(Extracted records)
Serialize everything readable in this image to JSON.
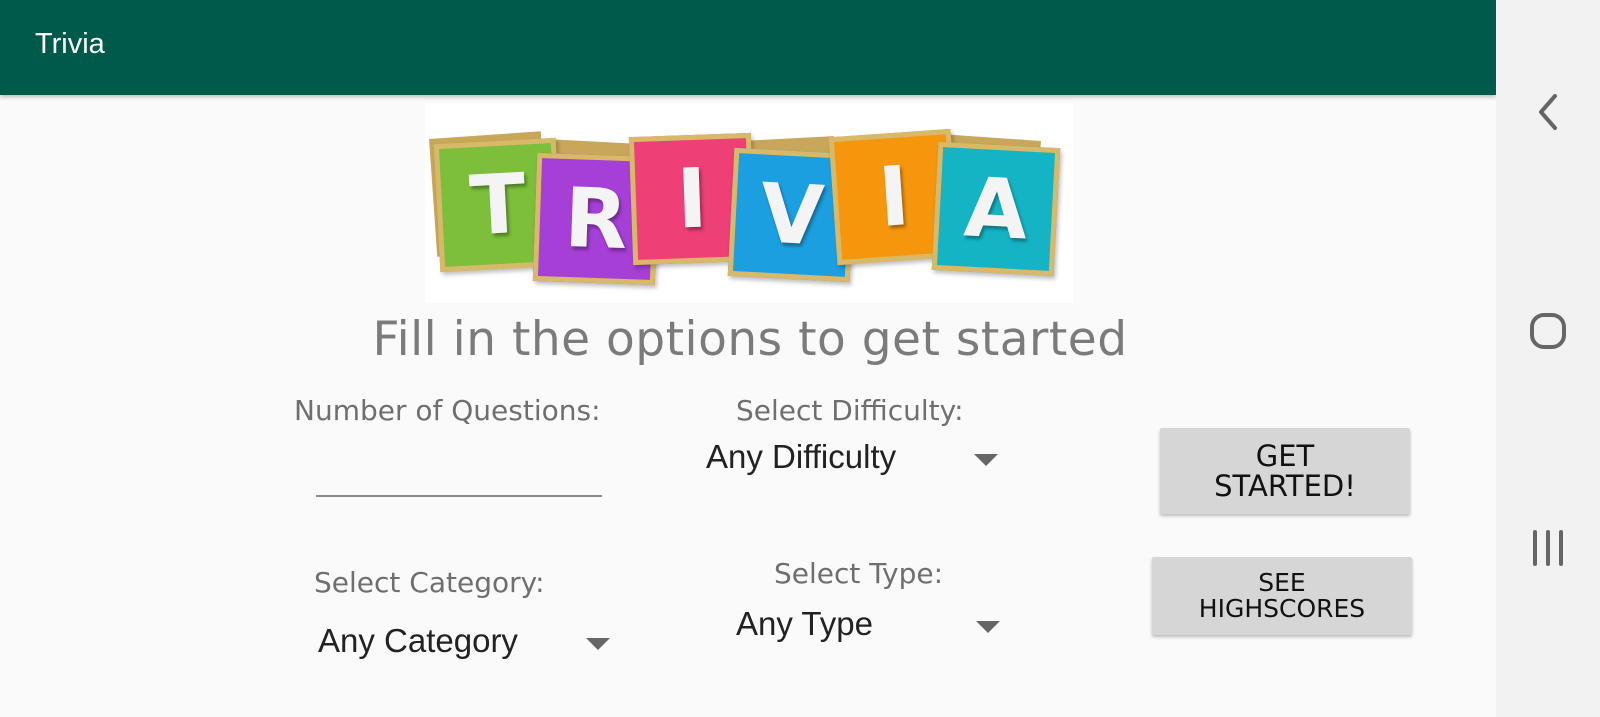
{
  "appbar": {
    "title": "Trivia"
  },
  "logo": {
    "letters": [
      "T",
      "R",
      "I",
      "V",
      "I",
      "A"
    ]
  },
  "heading": "Fill in the options to get started",
  "form": {
    "num_questions_label": "Number of Questions:",
    "num_questions_value": "",
    "difficulty_label": "Select Difficulty:",
    "difficulty_value": "Any Difficulty",
    "category_label": "Select Category:",
    "category_value": "Any Category",
    "type_label": "Select Type:",
    "type_value": "Any Type"
  },
  "buttons": {
    "get_started_line1": "GET",
    "get_started_line2": "STARTED!",
    "highscores_line1": "SEE",
    "highscores_line2": "HIGHSCORES"
  },
  "nav": {
    "icons": [
      "back-icon",
      "home-icon",
      "recents-icon"
    ]
  },
  "colors": {
    "appbar": "#005a4c",
    "tile_green": "#7cbf3a",
    "tile_purple": "#a53fd6",
    "tile_pink": "#ee3f76",
    "tile_blue": "#1c9fe0",
    "tile_orange": "#f6960c",
    "tile_teal": "#14b4c5"
  }
}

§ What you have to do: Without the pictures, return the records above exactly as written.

§ Written response:
Serialize everything readable in this image to JSON.
{
  "appbar": {
    "title": "Trivia"
  },
  "logo": {
    "letters": [
      "T",
      "R",
      "I",
      "V",
      "I",
      "A"
    ]
  },
  "heading": "Fill in the options to get started",
  "form": {
    "num_questions_label": "Number of Questions:",
    "num_questions_value": "",
    "difficulty_label": "Select Difficulty:",
    "difficulty_value": "Any Difficulty",
    "category_label": "Select Category:",
    "category_value": "Any Category",
    "type_label": "Select Type:",
    "type_value": "Any Type"
  },
  "buttons": {
    "get_started_line1": "GET",
    "get_started_line2": "STARTED!",
    "highscores_line1": "SEE",
    "highscores_line2": "HIGHSCORES"
  },
  "nav": {
    "icons": [
      "back-icon",
      "home-icon",
      "recents-icon"
    ]
  },
  "colors": {
    "appbar": "#005a4c",
    "tile_green": "#7cbf3a",
    "tile_purple": "#a53fd6",
    "tile_pink": "#ee3f76",
    "tile_blue": "#1c9fe0",
    "tile_orange": "#f6960c",
    "tile_teal": "#14b4c5"
  }
}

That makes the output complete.